Destiny comes from Bungie, the makers of the immensely popular original Halo trilogy. Destiny has become the best-selling new game in history. Bungie merges the sci-fi, first person shooter (FPS) elements of Halo with some massively multiplayer online (MMO) elements of World of Warcraft. Your character is a nameless Guardian, revived from death after an undetermined period of time in the middle of a post-collapse society in the distant future. You're tasked with fighting off "the Darkness," the enemy of "The Traveler," a foreign being who protects the last city on Earth. It is the Traveler who arrived and pushed Earth into a "Golden Age" that lasted until the Darkness nearly wiped everything out.
If the plot sounds confusing and boring that's because it is. Bungie falls short on the plot and story. One of the major characters in the plot has no name, but is simply known as "the Stranger" and offers vague comments that tease a greater story. Bungie created a companion app that helps fill out the backstory, but Destiny acts as nothing more than a prologue. Your main companion is a tiny robot, a Ghost, voiced by Peter Dinklage (thus called Dinklebot). Bungie created Cortana for Halo, arguably the greatest A.I. companion, and Dinklebot falls well short of Cortana'a benchmark. Bungie forgot the number one rule of A.I. companionship: you don't make the robot robotic. Dinklage's delivery is too robotic and lacks life.
It's not the plot or characters that draw you into the game, because you don't care about them at all.

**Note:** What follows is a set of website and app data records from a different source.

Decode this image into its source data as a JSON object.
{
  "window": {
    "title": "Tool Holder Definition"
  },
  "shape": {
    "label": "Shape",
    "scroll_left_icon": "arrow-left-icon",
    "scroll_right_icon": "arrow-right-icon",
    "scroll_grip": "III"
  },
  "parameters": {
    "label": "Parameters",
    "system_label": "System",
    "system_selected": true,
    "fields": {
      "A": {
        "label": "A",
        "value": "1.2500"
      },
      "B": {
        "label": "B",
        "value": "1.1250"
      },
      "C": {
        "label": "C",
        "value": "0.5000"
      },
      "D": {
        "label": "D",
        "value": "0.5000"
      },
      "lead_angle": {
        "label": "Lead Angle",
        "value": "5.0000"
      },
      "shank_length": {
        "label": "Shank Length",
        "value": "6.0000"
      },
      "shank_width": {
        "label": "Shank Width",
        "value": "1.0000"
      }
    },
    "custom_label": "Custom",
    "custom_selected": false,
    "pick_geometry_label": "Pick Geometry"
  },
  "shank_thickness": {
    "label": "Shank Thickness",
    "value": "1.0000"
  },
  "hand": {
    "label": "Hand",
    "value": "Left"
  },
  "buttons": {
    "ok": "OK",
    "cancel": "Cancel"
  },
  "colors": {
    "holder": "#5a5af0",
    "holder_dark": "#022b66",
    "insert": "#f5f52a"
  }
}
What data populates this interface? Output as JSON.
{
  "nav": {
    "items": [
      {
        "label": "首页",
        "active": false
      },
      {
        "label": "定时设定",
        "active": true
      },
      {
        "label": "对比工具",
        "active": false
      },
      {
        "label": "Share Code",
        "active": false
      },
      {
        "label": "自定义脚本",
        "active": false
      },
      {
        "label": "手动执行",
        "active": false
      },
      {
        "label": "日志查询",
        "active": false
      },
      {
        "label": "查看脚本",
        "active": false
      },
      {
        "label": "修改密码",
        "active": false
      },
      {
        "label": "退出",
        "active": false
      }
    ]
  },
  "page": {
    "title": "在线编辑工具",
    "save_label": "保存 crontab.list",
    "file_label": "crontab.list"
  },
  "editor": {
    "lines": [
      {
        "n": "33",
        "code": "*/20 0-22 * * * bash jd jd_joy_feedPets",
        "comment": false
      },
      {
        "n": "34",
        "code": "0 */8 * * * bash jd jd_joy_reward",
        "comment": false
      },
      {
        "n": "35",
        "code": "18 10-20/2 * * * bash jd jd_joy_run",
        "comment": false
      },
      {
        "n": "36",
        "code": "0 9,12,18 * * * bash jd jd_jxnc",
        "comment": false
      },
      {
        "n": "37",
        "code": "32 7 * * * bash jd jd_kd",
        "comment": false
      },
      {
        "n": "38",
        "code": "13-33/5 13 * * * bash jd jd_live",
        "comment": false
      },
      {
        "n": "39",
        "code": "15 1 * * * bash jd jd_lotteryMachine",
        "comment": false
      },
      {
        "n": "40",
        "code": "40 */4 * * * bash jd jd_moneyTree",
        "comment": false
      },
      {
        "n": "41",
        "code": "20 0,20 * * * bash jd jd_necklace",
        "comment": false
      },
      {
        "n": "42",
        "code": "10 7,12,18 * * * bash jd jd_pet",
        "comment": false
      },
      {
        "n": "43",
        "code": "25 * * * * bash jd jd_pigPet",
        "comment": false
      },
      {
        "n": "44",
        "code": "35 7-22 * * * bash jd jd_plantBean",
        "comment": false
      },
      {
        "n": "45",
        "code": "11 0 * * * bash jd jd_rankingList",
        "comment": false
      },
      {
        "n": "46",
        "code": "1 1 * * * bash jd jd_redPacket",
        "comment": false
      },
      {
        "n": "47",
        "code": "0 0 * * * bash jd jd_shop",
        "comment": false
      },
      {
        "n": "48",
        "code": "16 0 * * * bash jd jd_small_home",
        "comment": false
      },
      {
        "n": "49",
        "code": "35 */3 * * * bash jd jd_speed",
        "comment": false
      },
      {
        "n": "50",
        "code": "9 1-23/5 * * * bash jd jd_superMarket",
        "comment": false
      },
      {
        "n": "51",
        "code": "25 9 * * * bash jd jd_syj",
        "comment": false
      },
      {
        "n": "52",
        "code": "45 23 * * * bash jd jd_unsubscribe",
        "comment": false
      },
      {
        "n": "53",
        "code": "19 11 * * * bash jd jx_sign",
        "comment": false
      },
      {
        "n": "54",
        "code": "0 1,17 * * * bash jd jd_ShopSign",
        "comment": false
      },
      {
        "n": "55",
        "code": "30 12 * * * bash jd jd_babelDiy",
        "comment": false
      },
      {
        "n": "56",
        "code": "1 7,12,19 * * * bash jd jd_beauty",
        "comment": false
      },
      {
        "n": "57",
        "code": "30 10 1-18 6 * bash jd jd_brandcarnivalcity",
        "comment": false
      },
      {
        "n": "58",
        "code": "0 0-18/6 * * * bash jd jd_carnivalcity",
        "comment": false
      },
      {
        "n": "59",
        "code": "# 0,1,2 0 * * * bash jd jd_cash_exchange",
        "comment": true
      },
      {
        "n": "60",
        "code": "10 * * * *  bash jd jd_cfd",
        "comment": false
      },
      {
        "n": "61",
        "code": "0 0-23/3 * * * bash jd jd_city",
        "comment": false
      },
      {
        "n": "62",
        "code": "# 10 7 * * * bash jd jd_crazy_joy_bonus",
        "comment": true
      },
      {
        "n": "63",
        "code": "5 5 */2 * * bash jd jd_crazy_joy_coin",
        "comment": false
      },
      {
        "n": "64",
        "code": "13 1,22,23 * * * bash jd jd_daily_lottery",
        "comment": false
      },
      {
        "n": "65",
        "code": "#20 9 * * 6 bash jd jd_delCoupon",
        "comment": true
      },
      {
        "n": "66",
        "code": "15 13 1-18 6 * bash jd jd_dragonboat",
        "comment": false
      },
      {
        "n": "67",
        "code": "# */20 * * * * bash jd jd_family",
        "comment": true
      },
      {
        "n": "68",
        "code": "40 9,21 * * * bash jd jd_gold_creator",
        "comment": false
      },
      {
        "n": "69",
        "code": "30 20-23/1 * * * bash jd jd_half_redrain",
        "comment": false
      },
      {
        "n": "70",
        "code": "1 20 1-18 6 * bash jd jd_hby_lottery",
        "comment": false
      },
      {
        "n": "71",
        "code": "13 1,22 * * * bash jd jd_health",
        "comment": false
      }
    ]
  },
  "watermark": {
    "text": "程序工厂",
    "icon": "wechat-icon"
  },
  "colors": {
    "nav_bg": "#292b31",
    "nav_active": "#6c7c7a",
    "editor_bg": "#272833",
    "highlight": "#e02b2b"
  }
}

However, the gameplay is what keeps you coming back.
Destiny plays as one of the best FPS in recent memory (with a few fun moments of third-person action thrown in too). The controls are tight and fluid. It plays a lot like Halo, which is a really good thing.
As expected from a Bungie product, the score and visuals are nothing short of spectacular. The game looks and sounds amazing.
The MMO element isn't as perfected. The strike missions, where you team up with two others, are great and the online multiplayer is fun. The multiplayer is a little shallow, but Bungie has said they'll keep it fresh throughout. Destiny relies heavily on a loot system to acquire and upgrade guns and gear. It's both frustrating and rewarding. The loot drops, the good ones at least, are rare and you often feel like you deserve more. But when you get that legendary gun helmet, it is a great feeling. The lack of a true matchmaking system for strikes and raids is sorely missed.
Bungie has promised constant new activities and events to keep the game fresh and to get players to keep coming back. They need those desperately, because the game gets repetitive quickly. The gameplay is great, but replaying the same missions over and over gets boring. On top of that, the missions that are different are structured the same. Fight this wave of enemies, wait for Dinklebot to slowly decode something, take down this huge boss and so on.
On the bright side, the enemies vary greatly. There are four difference races and each have different strengths, weakness, attacks and defenses. They aren't simply clones of each other, which help keep things fresh.
Destiny does a lot of things well, but the lack of a plot and excess repetition prevents it from becoming legend (as its tagline says). But it is ultimately a great experience with the potential to keep users come back for more. Destiny is a victim of its own hype in many ways, but it is a fun experience and that's what you ultimately want out of a video game.